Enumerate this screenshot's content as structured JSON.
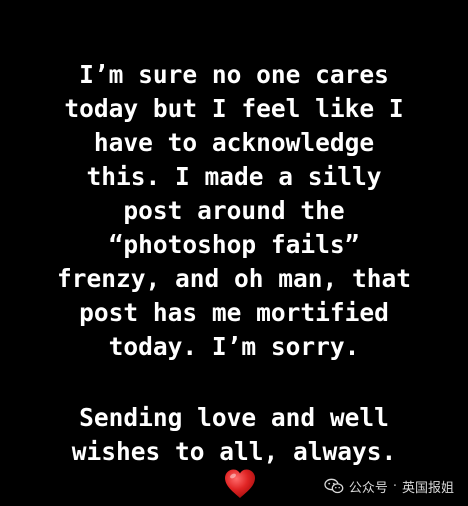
{
  "post": {
    "paragraph1": [
      "I’m sure no one cares",
      "today but I feel like I",
      "have to acknowledge",
      "this. I made a silly",
      "post around the",
      "“photoshop fails”",
      "frenzy, and oh man, that",
      "post has me mortified",
      "today. I’m sorry."
    ],
    "paragraph2": [
      "Sending love and well",
      "wishes to all, always."
    ],
    "emoji": "heart-icon"
  },
  "watermark": {
    "platform": "公众号",
    "separator": "·",
    "account": "英国报姐",
    "icon": "wechat-icon"
  },
  "colors": {
    "background": "#000000",
    "text": "#ffffff",
    "heart": "#e02424",
    "watermark": "#d8d8d8"
  }
}
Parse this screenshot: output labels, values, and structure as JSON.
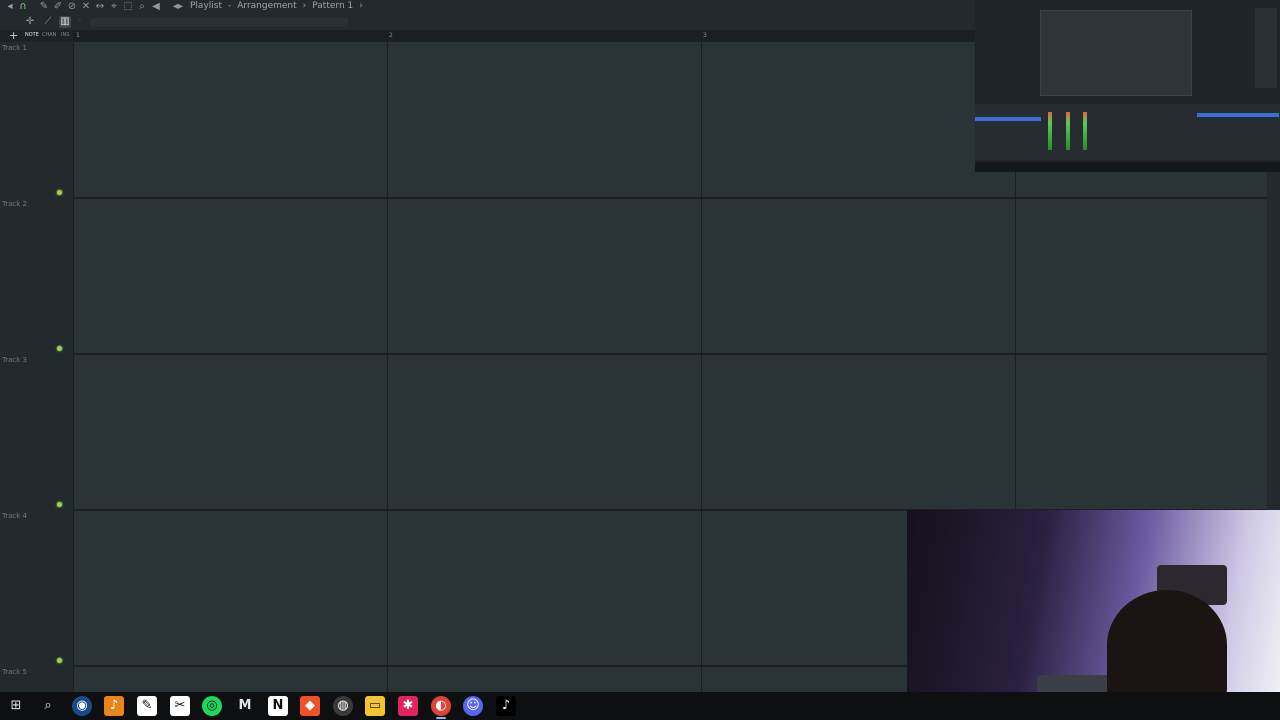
{
  "window": {
    "title_parts": [
      "Playlist",
      "Arrangement",
      "Pattern 1"
    ],
    "title_separator_1": "-",
    "title_separator_2": "›"
  },
  "toolbar": {
    "icons": [
      "magnet-icon",
      "pencil-icon",
      "brush-icon",
      "delete-icon",
      "mute-icon",
      "slip-icon",
      "slice-icon",
      "select-icon",
      "zoom-icon",
      "playback-icon",
      "arrow-left-icon"
    ]
  },
  "tabs": {
    "add": "+",
    "items": [
      "NOTE",
      "CHAN",
      "INS"
    ]
  },
  "ruler": {
    "bars": [
      "1",
      "2",
      "3"
    ]
  },
  "tracks": [
    {
      "name": "Track 1"
    },
    {
      "name": "Track 2"
    },
    {
      "name": "Track 3"
    },
    {
      "name": "Track 4"
    },
    {
      "name": "Track 5"
    }
  ],
  "colors": {
    "led": "#9fd34b",
    "grid": "#2a3336",
    "accent": "#3a6fd8"
  },
  "taskbar": {
    "apps": [
      {
        "name": "windows-start-icon",
        "glyph": "⊞",
        "color": "#dfe4e7",
        "bg": "transparent"
      },
      {
        "name": "search-icon",
        "glyph": "⌕",
        "color": "#dfe4e7",
        "bg": "transparent"
      },
      {
        "name": "steam-icon",
        "glyph": "◉",
        "color": "#ffffff",
        "bg": "#1b4a8a"
      },
      {
        "name": "fl-studio-icon",
        "glyph": "♪",
        "color": "#ffffff",
        "bg": "#e7871b"
      },
      {
        "name": "notion-like-icon",
        "glyph": "✎",
        "color": "#111111",
        "bg": "#ffffff"
      },
      {
        "name": "capcut-icon",
        "glyph": "✂",
        "color": "#111111",
        "bg": "#ffffff"
      },
      {
        "name": "spotify-icon",
        "glyph": "◎",
        "color": "#111111",
        "bg": "#1ed760"
      },
      {
        "name": "medium-icon",
        "glyph": "M",
        "color": "#ffffff",
        "bg": "transparent"
      },
      {
        "name": "notion-icon",
        "glyph": "N",
        "color": "#111111",
        "bg": "#ffffff"
      },
      {
        "name": "brave-icon",
        "glyph": "◆",
        "color": "#ffffff",
        "bg": "#f05228"
      },
      {
        "name": "obs-icon",
        "glyph": "◍",
        "color": "#ffffff",
        "bg": "#3a3a3a"
      },
      {
        "name": "file-explorer-icon",
        "glyph": "▭",
        "color": "#2a2a2a",
        "bg": "#f4c430"
      },
      {
        "name": "melodyne-icon",
        "glyph": "✱",
        "color": "#ffffff",
        "bg": "#e0245e"
      },
      {
        "name": "chrome-icon",
        "glyph": "◐",
        "color": "#ffffff",
        "bg": "#db4437",
        "active": true
      },
      {
        "name": "discord-icon",
        "glyph": "☺",
        "color": "#ffffff",
        "bg": "#5865f2"
      },
      {
        "name": "tiktok-icon",
        "glyph": "♪",
        "color": "#ffffff",
        "bg": "#000000"
      }
    ]
  }
}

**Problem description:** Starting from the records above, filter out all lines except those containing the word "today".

**Finished exercise:**
      "today but I feel like I",
      "today. I’m sorry."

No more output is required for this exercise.